SOURCE MATERIAL ->
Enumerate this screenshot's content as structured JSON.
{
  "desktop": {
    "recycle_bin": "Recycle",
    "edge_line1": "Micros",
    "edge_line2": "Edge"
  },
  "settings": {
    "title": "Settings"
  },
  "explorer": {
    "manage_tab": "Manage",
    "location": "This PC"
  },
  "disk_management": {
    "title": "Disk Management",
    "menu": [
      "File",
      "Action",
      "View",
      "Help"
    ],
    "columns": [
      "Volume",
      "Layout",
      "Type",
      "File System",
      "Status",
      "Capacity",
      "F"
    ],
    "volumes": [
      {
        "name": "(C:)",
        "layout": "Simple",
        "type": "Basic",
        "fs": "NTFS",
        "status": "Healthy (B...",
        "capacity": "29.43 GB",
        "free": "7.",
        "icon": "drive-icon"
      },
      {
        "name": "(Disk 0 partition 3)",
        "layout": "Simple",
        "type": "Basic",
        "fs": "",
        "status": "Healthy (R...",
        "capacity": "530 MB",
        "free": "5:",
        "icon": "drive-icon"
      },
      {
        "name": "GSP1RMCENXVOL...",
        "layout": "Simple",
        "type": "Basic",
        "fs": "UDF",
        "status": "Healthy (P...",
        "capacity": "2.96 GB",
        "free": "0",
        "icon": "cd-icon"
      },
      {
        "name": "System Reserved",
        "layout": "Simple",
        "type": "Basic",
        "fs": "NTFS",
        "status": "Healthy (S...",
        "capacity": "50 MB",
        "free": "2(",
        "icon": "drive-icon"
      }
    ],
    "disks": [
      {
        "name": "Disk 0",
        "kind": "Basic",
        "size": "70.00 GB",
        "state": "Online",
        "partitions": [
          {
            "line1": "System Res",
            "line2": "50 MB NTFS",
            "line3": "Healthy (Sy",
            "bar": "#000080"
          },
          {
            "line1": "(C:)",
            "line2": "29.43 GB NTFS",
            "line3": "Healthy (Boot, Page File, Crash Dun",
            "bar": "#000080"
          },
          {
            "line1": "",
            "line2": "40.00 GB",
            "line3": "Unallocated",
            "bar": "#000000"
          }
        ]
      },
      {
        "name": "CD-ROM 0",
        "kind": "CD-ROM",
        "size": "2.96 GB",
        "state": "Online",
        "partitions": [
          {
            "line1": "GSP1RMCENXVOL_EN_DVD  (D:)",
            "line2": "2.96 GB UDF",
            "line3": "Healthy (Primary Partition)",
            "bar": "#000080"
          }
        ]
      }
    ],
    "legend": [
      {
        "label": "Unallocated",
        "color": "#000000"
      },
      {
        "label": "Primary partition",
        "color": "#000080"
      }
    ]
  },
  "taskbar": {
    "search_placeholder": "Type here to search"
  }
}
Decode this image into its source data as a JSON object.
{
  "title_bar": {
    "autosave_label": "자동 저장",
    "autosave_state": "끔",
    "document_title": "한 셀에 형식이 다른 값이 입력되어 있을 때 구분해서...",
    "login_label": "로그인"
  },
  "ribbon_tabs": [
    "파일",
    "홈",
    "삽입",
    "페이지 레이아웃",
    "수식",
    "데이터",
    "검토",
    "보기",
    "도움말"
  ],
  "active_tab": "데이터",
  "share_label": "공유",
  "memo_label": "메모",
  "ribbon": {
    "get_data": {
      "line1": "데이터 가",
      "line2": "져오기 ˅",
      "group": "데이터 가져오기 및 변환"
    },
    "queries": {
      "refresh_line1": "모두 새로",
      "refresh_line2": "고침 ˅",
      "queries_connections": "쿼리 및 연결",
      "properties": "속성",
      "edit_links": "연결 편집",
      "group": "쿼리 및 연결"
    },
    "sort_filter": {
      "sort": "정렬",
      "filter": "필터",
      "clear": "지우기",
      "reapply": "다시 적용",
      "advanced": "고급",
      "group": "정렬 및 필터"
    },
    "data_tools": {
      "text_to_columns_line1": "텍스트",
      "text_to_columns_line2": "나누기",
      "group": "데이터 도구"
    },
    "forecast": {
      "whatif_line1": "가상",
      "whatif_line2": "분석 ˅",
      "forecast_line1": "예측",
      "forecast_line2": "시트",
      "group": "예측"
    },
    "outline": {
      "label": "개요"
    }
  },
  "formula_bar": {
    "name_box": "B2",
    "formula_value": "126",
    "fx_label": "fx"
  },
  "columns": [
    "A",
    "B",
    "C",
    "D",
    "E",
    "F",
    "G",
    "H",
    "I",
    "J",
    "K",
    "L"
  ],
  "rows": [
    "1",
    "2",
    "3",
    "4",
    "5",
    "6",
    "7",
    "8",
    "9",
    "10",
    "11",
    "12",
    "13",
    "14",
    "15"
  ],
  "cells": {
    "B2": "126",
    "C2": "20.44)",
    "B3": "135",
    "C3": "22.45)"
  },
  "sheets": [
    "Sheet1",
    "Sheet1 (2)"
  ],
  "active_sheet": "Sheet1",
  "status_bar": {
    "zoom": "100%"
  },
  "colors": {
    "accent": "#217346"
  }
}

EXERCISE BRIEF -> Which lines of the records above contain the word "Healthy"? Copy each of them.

REPLY TO THE EXERCISE ->
        "status": "Healthy (B...",
        "status": "Healthy (R...",
        "status": "Healthy (P...",
        "status": "Healthy (S...",
            "line3": "Healthy (Sy",
            "line3": "Healthy (Boot, Page File, Crash Dun",
            "line3": "Healthy (Primary Partition)",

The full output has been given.